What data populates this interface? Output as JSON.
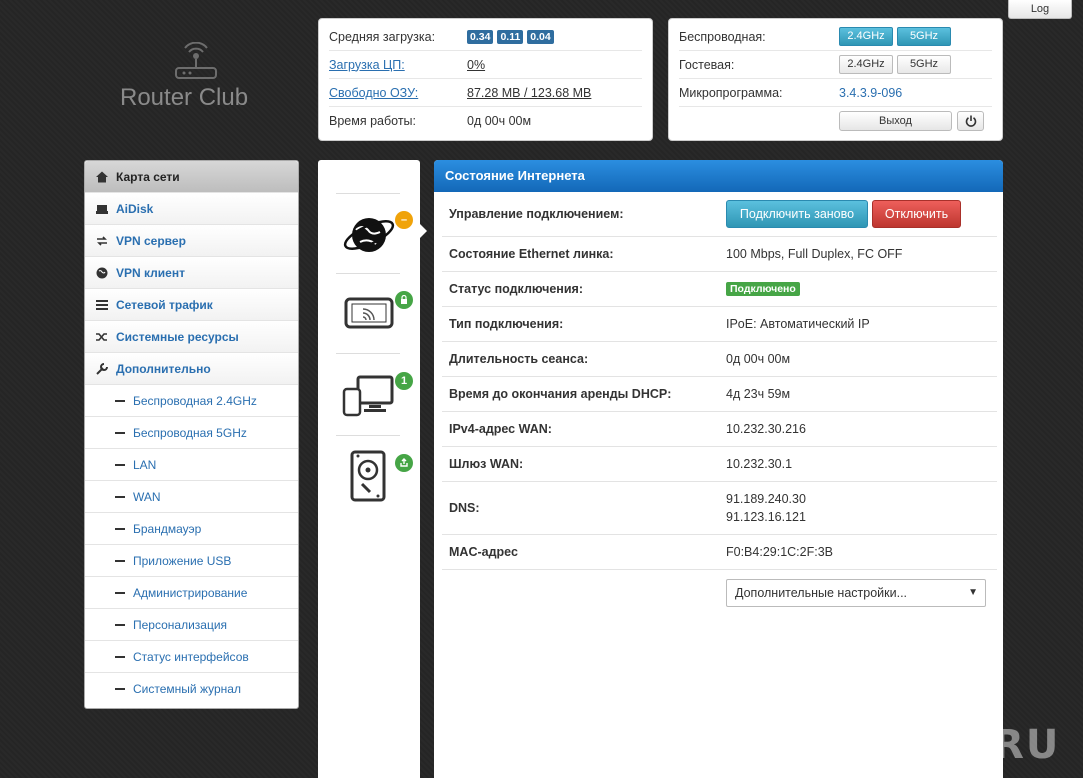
{
  "top": {
    "log_label": "Log"
  },
  "logo": {
    "text": "Router Club"
  },
  "status_left": {
    "load_label": "Средняя загрузка:",
    "load_values": [
      "0.34",
      "0.11",
      "0.04"
    ],
    "cpu_label": "Загрузка ЦП:",
    "cpu_value": "0%",
    "ram_label": "Свободно ОЗУ:",
    "ram_value": "87.28 MB / 123.68 MB",
    "uptime_label": "Время работы:",
    "uptime_value": "0д 00ч 00м"
  },
  "status_right": {
    "wireless_label": "Беспроводная:",
    "guest_label": "Гостевая:",
    "band_24": "2.4GHz",
    "band_5": "5GHz",
    "firmware_label": "Микропрограмма:",
    "firmware_value": "3.4.3.9-096",
    "logout_label": "Выход"
  },
  "nav": {
    "items": [
      {
        "label": "Карта сети",
        "icon": "home-icon"
      },
      {
        "label": "AiDisk",
        "icon": "disk-icon"
      },
      {
        "label": "VPN сервер",
        "icon": "vpn-server-icon"
      },
      {
        "label": "VPN клиент",
        "icon": "globe-icon"
      },
      {
        "label": "Сетевой трафик",
        "icon": "list-icon"
      },
      {
        "label": "Системные ресурсы",
        "icon": "shuffle-icon"
      },
      {
        "label": "Дополнительно",
        "icon": "wrench-icon"
      }
    ],
    "sub": [
      "Беспроводная 2.4GHz",
      "Беспроводная 5GHz",
      "LAN",
      "WAN",
      "Брандмауэр",
      "Приложение USB",
      "Администрирование",
      "Персонализация",
      "Статус интерфейсов",
      "Системный журнал"
    ]
  },
  "icons": {
    "lan_count": "1",
    "colors": {
      "warning": "#f0a30a",
      "ok": "#46a546"
    }
  },
  "main": {
    "title": "Состояние Интернета",
    "conn_control_label": "Управление подключением:",
    "reconnect_label": "Подключить заново",
    "disconnect_label": "Отключить",
    "eth_label": "Состояние Ethernet линка:",
    "eth_value": "100 Mbps, Full Duplex, FC OFF",
    "status_label": "Статус подключения:",
    "status_value": "Подключено",
    "type_label": "Тип подключения:",
    "type_value": "IPoE: Автоматический IP",
    "session_label": "Длительность сеанса:",
    "session_value": "0д 00ч 00м",
    "lease_label": "Время до окончания аренды DHCP:",
    "lease_value": "4д 23ч 59м",
    "wan_ip_label": "IPv4-адрес WAN:",
    "wan_ip_value": "10.232.30.216",
    "gw_label": "Шлюз WAN:",
    "gw_value": "10.232.30.1",
    "dns_label": "DNS:",
    "dns_1": "91.189.240.30",
    "dns_2": "91.123.16.121",
    "mac_label": "MAC-адрес",
    "mac_value": "F0:B4:29:1C:2F:3B",
    "more_settings": "Дополнительные настройки..."
  },
  "watermark": "WIFIKA.RU"
}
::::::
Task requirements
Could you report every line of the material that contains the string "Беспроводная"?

Result
    "wireless_label": "Беспроводная:",
      "Беспроводная 2.4GHz",
      "Беспроводная 5GHz",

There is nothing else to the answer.